## MATERIALS PROVIDED
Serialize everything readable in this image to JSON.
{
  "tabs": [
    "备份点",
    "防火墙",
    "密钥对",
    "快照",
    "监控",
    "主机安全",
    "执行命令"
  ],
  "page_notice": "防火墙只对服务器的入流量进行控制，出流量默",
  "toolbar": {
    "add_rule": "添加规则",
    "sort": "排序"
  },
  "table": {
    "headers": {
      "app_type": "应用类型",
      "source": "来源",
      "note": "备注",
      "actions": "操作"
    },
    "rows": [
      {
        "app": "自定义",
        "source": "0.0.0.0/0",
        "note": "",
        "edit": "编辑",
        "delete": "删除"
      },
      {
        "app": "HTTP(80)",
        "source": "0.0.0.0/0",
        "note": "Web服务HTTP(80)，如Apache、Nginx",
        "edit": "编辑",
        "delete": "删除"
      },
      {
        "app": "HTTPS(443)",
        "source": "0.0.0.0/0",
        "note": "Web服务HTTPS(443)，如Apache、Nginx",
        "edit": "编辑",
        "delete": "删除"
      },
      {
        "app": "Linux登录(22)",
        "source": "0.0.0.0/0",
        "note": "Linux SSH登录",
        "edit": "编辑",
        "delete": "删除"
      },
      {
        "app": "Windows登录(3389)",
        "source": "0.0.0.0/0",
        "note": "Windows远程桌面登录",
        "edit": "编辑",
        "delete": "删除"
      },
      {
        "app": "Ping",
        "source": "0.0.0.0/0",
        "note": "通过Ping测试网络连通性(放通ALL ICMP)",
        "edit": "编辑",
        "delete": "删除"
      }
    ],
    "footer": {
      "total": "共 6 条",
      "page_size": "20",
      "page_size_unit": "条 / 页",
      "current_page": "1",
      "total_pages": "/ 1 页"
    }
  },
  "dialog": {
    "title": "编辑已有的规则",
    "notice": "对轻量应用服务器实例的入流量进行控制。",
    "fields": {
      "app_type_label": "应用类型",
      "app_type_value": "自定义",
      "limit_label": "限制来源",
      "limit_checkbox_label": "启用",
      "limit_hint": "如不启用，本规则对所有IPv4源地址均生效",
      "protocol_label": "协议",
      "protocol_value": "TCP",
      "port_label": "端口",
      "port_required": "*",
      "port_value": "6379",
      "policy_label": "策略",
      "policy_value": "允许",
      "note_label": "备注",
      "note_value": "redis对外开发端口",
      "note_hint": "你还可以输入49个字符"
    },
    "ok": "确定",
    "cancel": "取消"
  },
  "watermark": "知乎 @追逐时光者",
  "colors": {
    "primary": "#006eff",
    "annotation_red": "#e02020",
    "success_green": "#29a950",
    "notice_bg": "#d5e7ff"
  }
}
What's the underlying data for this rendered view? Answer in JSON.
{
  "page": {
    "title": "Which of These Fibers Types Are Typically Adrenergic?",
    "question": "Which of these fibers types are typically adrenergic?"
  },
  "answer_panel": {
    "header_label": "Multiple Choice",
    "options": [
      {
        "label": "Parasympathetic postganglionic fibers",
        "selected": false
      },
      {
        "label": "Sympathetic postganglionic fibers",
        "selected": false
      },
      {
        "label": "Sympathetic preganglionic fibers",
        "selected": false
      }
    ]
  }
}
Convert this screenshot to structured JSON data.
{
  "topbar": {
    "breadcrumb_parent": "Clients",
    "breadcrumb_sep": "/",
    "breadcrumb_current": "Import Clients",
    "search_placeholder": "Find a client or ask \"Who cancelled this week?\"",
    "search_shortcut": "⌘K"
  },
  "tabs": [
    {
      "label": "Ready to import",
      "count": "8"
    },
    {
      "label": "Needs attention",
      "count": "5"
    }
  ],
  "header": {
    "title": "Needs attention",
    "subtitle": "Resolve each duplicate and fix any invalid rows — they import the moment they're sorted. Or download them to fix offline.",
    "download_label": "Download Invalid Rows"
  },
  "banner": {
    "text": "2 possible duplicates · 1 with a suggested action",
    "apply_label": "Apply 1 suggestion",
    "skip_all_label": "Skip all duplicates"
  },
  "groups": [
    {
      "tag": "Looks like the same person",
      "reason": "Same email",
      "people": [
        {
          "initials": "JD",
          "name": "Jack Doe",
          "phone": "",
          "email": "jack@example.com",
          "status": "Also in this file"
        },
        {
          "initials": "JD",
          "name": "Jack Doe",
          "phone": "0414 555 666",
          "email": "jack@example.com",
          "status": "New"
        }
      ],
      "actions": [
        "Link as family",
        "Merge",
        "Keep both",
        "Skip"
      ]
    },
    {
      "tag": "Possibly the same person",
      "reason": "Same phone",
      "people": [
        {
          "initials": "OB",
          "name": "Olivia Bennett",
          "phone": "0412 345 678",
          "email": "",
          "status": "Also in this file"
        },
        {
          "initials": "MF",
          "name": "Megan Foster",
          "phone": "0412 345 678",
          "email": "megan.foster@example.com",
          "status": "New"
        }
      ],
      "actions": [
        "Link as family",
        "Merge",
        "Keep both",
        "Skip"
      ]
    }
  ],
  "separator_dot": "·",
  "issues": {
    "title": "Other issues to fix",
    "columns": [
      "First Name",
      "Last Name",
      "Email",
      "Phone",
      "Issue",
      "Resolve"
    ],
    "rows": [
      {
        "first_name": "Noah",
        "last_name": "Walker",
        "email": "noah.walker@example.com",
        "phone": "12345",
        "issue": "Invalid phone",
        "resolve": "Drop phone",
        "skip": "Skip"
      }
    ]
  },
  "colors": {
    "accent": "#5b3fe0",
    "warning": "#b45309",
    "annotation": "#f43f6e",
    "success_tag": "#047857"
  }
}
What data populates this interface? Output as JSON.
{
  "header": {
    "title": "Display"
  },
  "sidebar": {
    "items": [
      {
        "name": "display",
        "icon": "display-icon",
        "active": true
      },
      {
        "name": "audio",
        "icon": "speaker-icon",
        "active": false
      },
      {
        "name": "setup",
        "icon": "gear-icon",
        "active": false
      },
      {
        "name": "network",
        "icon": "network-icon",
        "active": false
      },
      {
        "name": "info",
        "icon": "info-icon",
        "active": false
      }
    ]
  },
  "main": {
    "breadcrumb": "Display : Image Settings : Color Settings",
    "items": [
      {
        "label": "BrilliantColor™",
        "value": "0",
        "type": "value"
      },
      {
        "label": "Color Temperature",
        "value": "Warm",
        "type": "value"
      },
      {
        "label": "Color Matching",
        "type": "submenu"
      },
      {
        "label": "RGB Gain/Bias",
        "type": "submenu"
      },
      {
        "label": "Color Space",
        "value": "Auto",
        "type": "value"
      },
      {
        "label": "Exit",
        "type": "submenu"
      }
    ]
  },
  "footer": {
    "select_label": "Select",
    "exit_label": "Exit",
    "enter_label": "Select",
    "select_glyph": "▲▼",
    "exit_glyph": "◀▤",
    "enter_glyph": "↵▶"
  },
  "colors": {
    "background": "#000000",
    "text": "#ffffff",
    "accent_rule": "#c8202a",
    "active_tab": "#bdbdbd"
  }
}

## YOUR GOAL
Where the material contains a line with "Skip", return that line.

## ANSWER TO THIS PROBLEM
    "skip_all_label": "Skip all duplicates"
        "Skip"
        "Skip"
        "skip": "Skip"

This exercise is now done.